• @YCor: Nice argument. It seems likely that with a bit of work a similar sort of argument can be made for arbitrary Noetherian rings (either you can reduce to the field case, presumably if $A$ is $0$-dimensional, or else you can make an argument like yours). And of course this argument works more generally if $X$ is smaller than the least measurable cardinal. What is less clear is whether anything can be said when $X$ admits a countably complete ultrafilter but not an $|A|^+$-complete ultrafilter. – Eric Wofsey Jun 5 '15 at 0:50
• it's known that if $\kappa$ is the smallest cardinal with a $\sigma$-complete (=stable under countable intersections) ultr. then it is measurable (has an ultr. stable under $<\kappa$-intersections. For let $U$ be $\sigma$-complete and assuming $\kappa$ not measurable, there exists $s<\kappa$ and $(X_t)_{t\in s}$ disjoint and not in $U$ such that $\bigcup X_t\in U$. Define $U^*=\{B\subset s:\bigcup_{t\in B}X_t\in U\}$. Then $U^*$ is a $\sigma$-complete ultrafilter on $s$, contradicting the minimality of $\kappa$. This at least helps when $k$ is assumed not too big (but $X$ can be big). – YCor Jun 5 '15 at 6:48

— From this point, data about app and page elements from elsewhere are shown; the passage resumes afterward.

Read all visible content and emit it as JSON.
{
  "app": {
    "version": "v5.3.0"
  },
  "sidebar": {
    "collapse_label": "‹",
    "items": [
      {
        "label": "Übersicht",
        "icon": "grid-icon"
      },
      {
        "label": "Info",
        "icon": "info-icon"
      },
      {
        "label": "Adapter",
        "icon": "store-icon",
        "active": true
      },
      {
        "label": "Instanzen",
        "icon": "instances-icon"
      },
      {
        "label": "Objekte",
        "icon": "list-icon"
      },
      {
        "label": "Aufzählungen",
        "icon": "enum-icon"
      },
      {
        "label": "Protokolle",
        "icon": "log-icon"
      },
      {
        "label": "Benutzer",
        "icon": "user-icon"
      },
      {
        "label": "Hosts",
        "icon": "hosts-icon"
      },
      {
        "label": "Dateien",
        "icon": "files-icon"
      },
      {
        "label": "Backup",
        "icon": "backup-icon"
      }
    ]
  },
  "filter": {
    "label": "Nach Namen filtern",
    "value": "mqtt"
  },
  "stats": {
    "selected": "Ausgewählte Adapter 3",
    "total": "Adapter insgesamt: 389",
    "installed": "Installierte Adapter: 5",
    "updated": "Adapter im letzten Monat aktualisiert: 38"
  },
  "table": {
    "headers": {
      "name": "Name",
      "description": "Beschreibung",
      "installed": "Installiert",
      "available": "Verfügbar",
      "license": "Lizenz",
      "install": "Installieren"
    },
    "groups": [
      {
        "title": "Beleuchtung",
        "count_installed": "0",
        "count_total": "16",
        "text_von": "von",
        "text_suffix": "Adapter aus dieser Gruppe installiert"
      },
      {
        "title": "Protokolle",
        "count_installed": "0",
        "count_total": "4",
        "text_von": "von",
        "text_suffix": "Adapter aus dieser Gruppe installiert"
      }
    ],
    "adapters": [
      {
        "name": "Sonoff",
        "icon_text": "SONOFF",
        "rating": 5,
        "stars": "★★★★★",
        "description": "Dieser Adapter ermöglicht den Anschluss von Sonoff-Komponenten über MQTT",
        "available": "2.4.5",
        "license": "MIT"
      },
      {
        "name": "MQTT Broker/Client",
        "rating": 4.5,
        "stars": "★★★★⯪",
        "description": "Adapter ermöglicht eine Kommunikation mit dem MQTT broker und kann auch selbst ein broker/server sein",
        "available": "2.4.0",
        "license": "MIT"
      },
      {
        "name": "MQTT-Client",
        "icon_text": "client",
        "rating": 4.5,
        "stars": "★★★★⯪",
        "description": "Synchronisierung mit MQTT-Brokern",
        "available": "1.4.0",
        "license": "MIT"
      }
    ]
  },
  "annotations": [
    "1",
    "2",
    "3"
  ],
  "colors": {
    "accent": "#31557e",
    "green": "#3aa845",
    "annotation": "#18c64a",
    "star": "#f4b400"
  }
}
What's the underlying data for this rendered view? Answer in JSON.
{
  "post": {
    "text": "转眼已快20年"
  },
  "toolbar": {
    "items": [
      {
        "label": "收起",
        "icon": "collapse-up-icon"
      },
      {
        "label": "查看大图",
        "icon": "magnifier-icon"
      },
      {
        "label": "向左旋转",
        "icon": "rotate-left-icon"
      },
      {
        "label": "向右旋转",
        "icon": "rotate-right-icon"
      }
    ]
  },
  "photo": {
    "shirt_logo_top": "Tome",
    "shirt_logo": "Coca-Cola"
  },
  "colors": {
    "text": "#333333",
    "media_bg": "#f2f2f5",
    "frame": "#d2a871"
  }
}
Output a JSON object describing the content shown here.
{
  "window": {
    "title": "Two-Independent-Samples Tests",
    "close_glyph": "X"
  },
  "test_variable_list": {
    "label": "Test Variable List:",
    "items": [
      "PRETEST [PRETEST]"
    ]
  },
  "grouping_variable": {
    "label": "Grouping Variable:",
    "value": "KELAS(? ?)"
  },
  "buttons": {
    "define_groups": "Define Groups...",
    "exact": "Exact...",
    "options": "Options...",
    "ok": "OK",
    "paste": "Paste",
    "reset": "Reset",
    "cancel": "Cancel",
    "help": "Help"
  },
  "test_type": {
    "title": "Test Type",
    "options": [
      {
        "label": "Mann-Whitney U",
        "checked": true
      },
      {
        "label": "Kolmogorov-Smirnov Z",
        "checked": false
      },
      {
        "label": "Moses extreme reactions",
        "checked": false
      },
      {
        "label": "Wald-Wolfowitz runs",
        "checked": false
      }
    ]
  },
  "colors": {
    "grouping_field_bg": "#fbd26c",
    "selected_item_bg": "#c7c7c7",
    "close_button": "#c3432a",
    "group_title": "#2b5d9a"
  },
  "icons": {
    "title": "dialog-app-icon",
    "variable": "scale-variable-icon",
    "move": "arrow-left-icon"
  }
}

• Thanks, Eric. So in particular, whether there exist nontrivial maps $k^X \to k$ depends only on $X$ and the cardinality of $k$, at least when $k$ is a field. – Tom Leinster Jun 6 '15 at 23:42